**Records shown**:
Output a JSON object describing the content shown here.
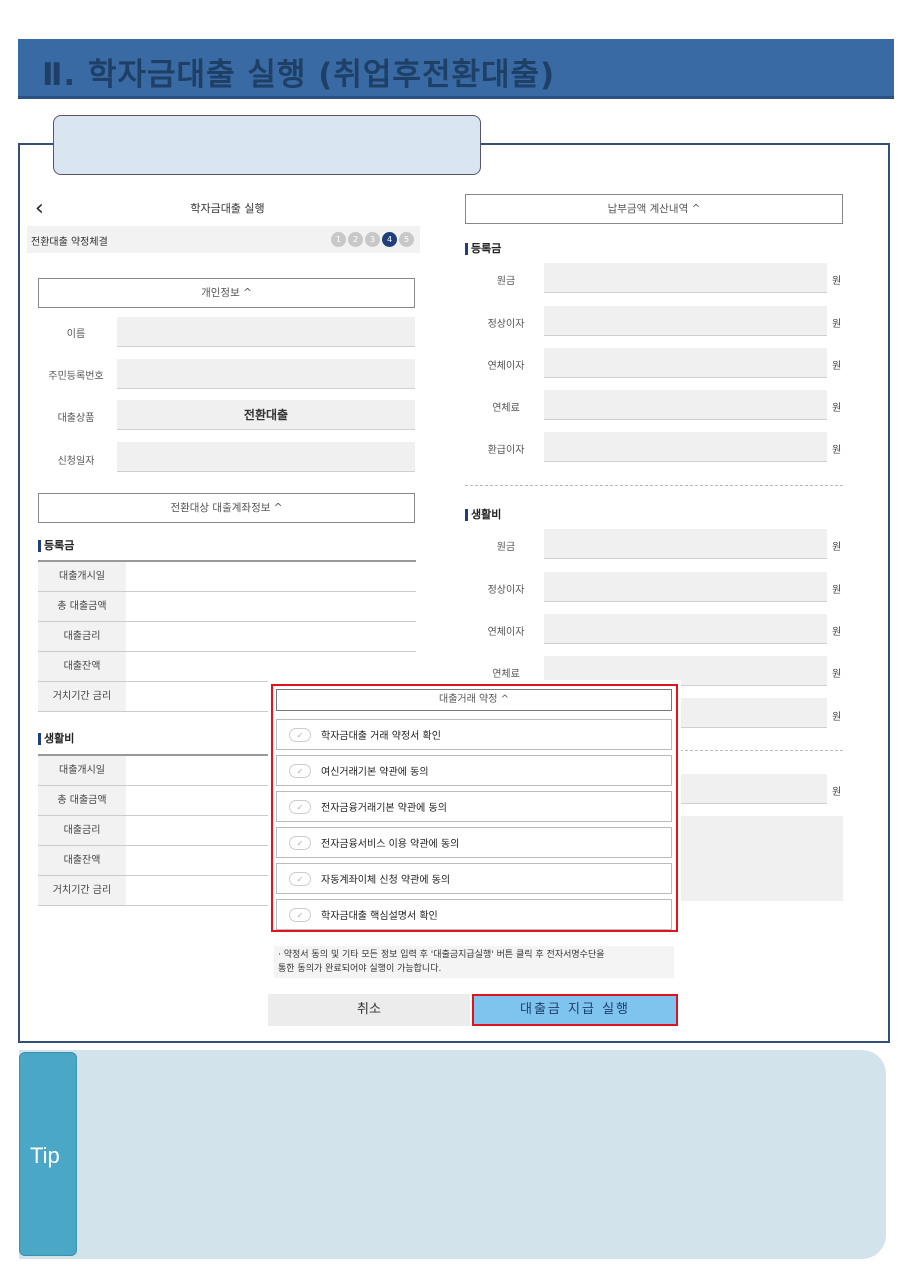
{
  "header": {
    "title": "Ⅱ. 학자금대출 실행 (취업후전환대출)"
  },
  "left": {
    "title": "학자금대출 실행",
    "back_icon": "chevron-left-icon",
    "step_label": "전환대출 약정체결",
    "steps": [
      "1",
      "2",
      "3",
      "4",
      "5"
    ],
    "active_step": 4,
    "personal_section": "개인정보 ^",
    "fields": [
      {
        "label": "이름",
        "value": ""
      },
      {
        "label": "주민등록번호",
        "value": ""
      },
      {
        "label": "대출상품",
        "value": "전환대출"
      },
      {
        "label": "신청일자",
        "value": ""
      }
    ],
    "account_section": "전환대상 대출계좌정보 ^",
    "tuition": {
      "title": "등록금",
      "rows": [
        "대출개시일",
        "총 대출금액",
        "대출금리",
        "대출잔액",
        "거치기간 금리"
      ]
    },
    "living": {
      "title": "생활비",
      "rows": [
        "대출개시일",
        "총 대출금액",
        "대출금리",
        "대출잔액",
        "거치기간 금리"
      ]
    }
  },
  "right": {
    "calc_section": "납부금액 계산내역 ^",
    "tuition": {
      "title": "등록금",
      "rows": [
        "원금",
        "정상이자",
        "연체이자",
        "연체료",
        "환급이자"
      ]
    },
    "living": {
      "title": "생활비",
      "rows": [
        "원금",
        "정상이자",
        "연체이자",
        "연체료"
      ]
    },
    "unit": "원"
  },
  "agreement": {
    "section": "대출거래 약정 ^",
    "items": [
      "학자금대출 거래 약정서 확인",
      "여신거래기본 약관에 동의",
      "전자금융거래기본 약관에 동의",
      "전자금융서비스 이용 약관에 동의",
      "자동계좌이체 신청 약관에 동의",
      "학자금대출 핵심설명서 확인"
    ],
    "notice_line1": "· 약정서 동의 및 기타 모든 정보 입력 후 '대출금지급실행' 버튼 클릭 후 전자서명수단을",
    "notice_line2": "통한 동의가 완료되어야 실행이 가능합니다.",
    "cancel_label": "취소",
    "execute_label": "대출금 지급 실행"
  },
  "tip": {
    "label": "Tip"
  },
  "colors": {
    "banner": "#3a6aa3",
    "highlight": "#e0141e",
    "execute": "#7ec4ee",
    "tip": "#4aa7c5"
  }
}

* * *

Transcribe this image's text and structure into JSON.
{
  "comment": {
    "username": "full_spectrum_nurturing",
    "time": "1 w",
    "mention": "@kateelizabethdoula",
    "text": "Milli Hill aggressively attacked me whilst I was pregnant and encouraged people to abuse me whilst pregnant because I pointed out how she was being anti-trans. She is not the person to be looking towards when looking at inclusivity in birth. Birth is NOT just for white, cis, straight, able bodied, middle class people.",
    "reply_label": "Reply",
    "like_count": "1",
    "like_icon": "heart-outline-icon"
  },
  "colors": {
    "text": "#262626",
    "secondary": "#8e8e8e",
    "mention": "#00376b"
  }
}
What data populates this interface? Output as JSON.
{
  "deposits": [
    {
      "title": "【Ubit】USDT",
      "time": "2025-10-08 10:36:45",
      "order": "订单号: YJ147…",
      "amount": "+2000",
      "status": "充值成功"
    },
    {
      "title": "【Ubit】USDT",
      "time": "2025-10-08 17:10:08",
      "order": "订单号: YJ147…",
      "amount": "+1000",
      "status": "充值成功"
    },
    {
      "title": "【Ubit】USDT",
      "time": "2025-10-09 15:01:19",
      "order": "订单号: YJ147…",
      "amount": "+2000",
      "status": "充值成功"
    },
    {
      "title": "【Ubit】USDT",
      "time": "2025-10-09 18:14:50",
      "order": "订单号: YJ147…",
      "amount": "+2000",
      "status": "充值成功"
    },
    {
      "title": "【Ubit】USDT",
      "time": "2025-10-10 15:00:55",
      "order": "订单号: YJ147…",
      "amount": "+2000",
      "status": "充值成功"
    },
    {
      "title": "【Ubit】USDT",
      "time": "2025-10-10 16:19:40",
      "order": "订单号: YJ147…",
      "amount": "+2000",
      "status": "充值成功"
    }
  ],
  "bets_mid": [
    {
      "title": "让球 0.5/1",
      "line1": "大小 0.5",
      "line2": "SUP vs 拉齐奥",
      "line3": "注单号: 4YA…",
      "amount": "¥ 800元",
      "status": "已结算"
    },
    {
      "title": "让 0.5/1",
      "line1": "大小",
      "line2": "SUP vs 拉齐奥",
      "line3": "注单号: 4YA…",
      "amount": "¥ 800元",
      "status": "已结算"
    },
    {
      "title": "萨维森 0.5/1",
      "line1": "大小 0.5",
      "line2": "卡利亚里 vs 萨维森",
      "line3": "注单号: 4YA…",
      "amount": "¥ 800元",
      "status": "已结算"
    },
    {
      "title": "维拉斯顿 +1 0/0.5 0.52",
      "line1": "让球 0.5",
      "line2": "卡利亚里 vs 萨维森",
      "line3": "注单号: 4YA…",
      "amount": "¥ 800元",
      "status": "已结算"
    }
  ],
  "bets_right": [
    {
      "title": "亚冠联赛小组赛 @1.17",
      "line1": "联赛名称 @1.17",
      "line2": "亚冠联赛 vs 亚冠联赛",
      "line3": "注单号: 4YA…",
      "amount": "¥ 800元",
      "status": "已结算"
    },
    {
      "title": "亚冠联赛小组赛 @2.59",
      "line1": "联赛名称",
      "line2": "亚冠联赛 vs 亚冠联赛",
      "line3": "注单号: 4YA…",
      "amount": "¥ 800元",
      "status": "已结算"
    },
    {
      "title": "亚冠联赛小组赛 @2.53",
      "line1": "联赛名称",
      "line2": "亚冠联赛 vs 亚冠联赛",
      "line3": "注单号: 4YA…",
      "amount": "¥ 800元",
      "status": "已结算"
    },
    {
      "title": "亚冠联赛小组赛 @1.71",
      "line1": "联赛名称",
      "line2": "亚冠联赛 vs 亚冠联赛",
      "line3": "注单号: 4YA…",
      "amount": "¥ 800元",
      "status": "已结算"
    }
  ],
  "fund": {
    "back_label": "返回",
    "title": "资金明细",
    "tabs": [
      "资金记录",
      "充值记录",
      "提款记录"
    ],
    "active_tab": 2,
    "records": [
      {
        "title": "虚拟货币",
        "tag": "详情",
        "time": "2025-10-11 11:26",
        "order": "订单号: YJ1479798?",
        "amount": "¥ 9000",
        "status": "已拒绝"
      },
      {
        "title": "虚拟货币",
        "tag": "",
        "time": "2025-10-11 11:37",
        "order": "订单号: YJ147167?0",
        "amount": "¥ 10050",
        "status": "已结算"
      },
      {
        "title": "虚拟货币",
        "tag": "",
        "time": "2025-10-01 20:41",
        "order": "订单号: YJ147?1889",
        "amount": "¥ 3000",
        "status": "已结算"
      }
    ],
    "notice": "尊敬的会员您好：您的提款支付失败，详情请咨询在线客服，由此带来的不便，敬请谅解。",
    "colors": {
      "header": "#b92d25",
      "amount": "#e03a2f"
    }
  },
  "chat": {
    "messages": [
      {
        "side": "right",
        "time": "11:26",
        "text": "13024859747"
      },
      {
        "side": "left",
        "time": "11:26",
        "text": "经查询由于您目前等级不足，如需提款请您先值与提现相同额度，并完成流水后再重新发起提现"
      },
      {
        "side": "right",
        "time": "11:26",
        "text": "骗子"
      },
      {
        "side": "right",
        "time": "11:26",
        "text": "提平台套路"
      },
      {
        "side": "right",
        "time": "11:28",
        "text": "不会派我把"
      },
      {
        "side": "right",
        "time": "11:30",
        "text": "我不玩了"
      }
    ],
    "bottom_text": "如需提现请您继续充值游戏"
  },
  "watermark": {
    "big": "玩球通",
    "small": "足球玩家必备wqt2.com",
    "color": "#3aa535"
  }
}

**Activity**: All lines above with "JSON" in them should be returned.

**Exercise solution**:
Output a JSON object describing the content shown here.
Transcribe this image's text and structure into JSON.
What data populates this interface? Output as JSON.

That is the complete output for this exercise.